Salina teen takes his turn

Most high school sophomores would have been hitting the books.

Not Dallas Dunn -- at least not Tuesday.

Dunn was one of the few sport compact drivers from Kansas to compete in the 30th annual IMCA Super Nationals, fulfilling a dream he's had since he began racing in the class last July.

The sophomore at Sacred Heart High School in Salina and a regular at Salina Speedway was piloting his car around the dirt track in Boone, Iowa, instead of attending class.

"Some of them did (understand),"  Dunn said about his classmates and teachers. "I'm the only one in my whole entire school who races, so they don't know what the deal is."

The national event is special to drivers who regularly compete at weekly shows in Kansas, and it's a feather in the cap if you're lucky enough to race on the historic track.

Just ask Dunn. What made Tuesday even more special was he drew the pole position on the first sport compact heat of the day.

"I got extremely nervous," Dunn said. "I thought I would start in back. It was a big surprise, but the nerves went away on the track."

Dunn failed to qualify directly to the night's feature, finishing sixth in his heat. That didn't matter in the least, though.

"I've been looking forward to it since about June,"  Dunn said. "My dad said we'd go up here with Wade Heller, so it was kind of exciting being one of the few drivers from Kansas in a sport compact."

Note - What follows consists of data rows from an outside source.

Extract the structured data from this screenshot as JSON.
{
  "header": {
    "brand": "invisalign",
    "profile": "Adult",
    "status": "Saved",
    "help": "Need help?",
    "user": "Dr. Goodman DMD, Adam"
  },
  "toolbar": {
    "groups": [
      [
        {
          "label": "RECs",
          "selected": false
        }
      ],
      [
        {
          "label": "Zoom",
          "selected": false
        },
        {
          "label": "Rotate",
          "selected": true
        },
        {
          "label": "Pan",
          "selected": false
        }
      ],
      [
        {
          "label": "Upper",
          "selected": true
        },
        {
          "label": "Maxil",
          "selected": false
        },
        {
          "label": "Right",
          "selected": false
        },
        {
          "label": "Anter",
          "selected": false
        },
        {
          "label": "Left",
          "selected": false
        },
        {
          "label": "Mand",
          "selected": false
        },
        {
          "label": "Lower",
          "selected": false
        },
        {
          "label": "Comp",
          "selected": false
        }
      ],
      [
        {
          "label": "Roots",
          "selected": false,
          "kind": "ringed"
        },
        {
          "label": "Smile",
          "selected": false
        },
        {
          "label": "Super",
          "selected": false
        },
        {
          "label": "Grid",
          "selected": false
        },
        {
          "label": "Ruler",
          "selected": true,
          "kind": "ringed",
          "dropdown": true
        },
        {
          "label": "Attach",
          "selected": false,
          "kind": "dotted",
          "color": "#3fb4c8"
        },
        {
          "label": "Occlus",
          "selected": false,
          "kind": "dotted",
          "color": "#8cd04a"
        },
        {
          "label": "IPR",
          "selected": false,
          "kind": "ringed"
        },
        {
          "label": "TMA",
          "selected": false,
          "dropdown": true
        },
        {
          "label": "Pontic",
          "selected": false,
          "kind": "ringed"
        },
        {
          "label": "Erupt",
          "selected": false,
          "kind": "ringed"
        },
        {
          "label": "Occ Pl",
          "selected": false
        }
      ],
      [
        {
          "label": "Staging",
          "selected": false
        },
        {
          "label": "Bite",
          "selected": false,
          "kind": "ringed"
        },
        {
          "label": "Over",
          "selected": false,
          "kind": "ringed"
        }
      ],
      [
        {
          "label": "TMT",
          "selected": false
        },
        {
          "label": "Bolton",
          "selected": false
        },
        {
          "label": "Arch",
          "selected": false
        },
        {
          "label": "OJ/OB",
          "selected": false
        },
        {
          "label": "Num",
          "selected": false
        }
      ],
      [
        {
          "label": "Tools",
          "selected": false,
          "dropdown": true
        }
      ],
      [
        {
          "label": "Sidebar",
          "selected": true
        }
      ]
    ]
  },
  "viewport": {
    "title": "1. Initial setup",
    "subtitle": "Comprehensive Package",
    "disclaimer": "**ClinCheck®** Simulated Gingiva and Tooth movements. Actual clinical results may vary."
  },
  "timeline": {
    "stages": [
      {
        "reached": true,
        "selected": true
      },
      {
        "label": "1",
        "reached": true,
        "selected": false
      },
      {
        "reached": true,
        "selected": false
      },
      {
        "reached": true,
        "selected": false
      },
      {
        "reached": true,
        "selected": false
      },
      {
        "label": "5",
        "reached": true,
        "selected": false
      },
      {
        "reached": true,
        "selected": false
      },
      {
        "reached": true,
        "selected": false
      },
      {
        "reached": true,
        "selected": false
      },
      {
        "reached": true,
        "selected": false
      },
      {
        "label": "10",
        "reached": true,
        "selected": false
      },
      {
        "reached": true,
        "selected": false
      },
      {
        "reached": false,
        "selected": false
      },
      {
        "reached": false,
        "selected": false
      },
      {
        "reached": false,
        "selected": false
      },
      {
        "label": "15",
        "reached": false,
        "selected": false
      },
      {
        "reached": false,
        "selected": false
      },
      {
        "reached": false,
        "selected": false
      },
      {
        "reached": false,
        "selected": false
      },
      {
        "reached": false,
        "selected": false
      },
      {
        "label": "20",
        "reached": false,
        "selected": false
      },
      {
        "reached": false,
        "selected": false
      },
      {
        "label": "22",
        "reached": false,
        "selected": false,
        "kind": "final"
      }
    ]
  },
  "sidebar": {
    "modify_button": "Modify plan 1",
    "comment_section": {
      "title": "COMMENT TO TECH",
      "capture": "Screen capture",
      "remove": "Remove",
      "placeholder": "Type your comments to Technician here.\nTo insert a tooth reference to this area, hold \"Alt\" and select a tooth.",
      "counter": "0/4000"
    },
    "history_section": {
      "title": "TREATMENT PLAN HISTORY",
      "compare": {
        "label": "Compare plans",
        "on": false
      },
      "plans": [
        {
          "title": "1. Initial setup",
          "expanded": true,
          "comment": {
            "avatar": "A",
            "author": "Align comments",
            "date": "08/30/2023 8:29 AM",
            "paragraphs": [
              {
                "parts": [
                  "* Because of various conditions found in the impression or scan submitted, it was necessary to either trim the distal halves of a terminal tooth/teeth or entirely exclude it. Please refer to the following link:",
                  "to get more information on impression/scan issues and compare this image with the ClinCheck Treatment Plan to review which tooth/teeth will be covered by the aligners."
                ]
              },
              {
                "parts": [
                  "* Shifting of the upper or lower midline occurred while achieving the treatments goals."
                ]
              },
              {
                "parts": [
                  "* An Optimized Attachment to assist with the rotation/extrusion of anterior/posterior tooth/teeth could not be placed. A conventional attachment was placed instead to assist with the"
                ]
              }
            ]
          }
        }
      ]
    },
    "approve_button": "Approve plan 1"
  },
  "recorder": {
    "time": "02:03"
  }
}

Dunn went on to finish fourth in his B-main.

He was one of the youngest drivers to compete in the week-long event.

"I know some of these guys have been doing it for six or seven years -- some 10 years," Dunn said. "I've been doing it since last July. It's cool being up here for Super Nationals, but I think as experience goes on, I'll get better at it."

After staying the night Tuesday, Dunn and his father were hitting the road today to get back to Salina.

School was calling for the teenager Thursday.

While he might trade in the learning experience of Boone for books now, his mind just might be in Iowa the rest of the week.

"It's going to be tough," Dunn said. "I've got a lot of homework to do still."